Another core value has been simplicity:
We try to live simply and to find space for the things that really matter: the people around us, the natural world, and our experience of stillness.
Needless to say such a radical view did not go down well with the political and religious power structures of the times. Quakers were persecuted, imprisoned, and had their businesses destroyed
For Quakers, truth is not fixed. It has to be discerned, felt and known as an inner experience. It continues to unfold and be revealed. It can express in living values in different ways, which are called testimonies. This means there is no fixed text for Quakers. There is a book called Faith and Practice, which continues to evolve with new wisdom and discoveries. For this approach to be honored, to be lived, it requires another value, a commitment to listen for the truth in other’s ideas and philosophies, to be humble, open and fundamentally tolerant of others and difference.
The unity we seek depends on the willingness of us all to seek the truth in each other’s utterances.
Holding dearly the idea that God is in everyone, Quakers work in the world at all times to affirm equality in every sphere of life, to embrace peace, simplicity and justice. They are pacifists, and many are willing to go to prison if their beliefs go against the laws of the land – for example not supporting taxes to pay for weapons of destruction.
Quakers are perhaps best known for their peace testimony, which is based on believing that love is at the center of existence and that all human life is of equal worth. As pacifists, Quakers were conscientious objectors during the world wars but they also worked extensively for peace and for refugees. They are currently very much focused on sustainability.
Here are a few of the suggested guidances from the book, Faith and Practice. Many of the suggestions come in a form of enquiry inviting personal reflection.
Seek to know an inner stillness, even amid the activities of daily life.
Take time to learn about other people’s experiences of the light.
Spiritual learning continues throughout life and often in unexpected ways.

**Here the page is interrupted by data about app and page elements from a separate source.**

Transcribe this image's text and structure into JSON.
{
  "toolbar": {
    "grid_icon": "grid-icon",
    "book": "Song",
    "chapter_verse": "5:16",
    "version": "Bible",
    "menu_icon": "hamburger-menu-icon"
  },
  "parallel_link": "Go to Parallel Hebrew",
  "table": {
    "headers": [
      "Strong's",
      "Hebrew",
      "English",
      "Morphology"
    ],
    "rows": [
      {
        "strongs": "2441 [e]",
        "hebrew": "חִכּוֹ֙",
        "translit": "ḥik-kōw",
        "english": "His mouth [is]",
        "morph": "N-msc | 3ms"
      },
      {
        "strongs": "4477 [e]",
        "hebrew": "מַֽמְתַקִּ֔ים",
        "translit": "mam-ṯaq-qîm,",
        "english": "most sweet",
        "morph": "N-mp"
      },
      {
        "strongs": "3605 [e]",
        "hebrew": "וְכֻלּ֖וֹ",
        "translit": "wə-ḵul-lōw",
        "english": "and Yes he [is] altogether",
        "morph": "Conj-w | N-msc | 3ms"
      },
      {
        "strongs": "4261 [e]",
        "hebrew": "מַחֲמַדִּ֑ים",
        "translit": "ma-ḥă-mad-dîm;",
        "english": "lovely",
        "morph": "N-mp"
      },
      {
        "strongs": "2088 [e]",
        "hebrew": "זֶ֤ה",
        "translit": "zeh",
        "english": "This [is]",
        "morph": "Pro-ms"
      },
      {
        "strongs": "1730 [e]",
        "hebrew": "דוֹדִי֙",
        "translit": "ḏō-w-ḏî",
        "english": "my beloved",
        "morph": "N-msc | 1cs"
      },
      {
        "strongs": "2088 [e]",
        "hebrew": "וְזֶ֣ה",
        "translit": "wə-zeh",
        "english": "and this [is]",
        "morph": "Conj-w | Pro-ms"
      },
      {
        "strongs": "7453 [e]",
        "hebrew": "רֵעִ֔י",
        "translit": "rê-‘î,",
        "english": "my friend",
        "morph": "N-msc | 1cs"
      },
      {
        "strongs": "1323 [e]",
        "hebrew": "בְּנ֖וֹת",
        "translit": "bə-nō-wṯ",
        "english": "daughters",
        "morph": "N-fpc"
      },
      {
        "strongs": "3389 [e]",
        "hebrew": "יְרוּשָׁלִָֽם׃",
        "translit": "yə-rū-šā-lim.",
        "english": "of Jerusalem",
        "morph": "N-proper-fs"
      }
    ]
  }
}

Are you open to new life, from whatever source it may come?
Do you work gladly with other religious groups in the pursuit of common goals? While remaining faithful to Quaker insights, try to enter imaginatively into the life and witness of other communities of faith, creating together the bonds of friendship.
Live adventurously. When choices arise, do you take the way that offers the fullest opportunity for the use of your gifts in the service of God and the community? Let your life speak. When decisions have to be made, are you ready to join with others in seeking clearness, asking for God’s guidance and offering counsel to one another?

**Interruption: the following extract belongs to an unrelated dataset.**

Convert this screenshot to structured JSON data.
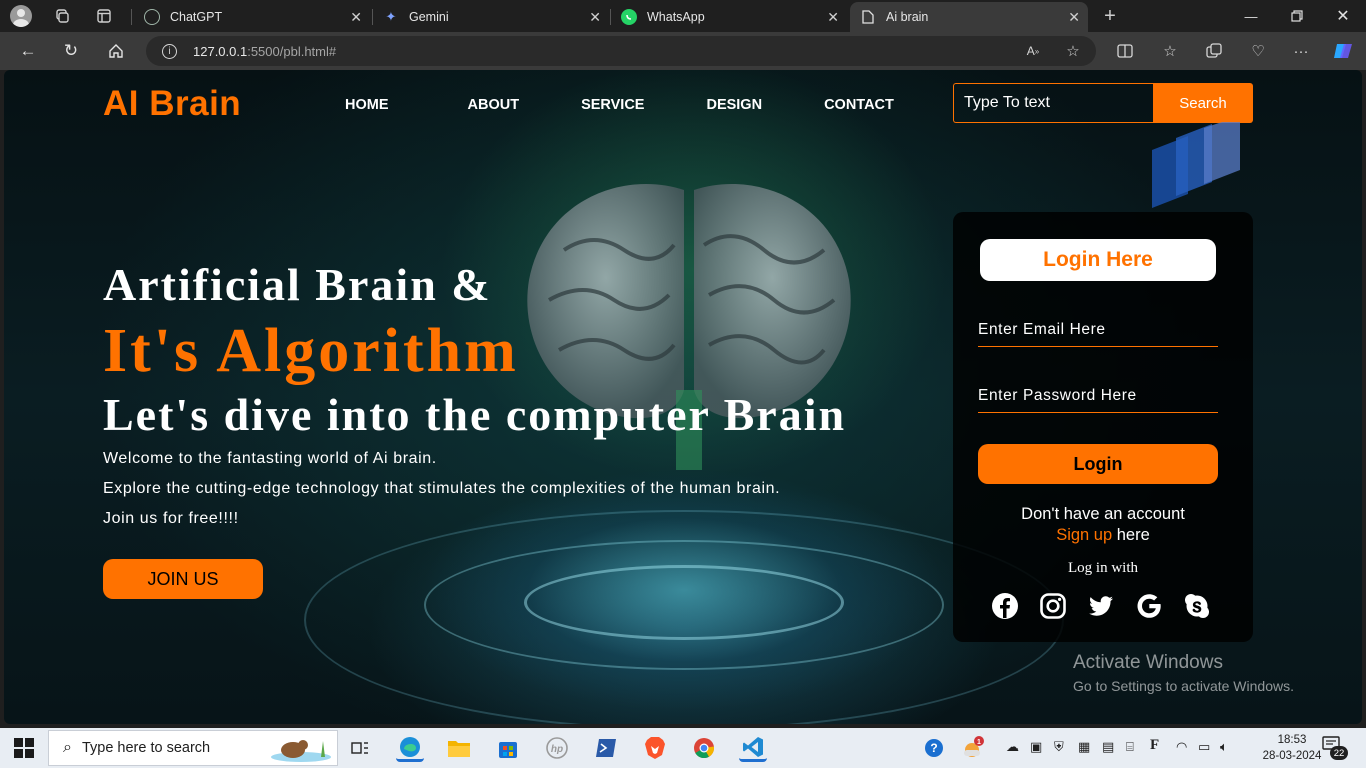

Try to live simply. A simple lifestyle freely chosen is a source of strength. Do not be persuaded into buying what you do not need or cannot afford.
We do not own the world, and its riches are not ours to dispose of at will. Show a loving consideration for all creatures, and seek to maintain the beauty and variety of the world. Work to ensure that our increasing power over nature is used responsibly, with reverence for life. Rejoice in the splendour of God’s continuing creation.
Of course, having all these noble principles is not always easy. So Quakers aim to encourage and support each other in trying to live their inner truth faithfully. It is also not always easy to be the partner of a Quaker with their predilection for direct honest talk! I know very well from my many years of marriage to someone born into a Quaker family. More fundamentally though, I have always found Quakers to be sincerely open to listening and learning from others. I am deeply grateful and inspired by their presence in the world.
Article by ROSALIND PEARMAIN
November 01, 2017
November 01, 2017
November 01, 2017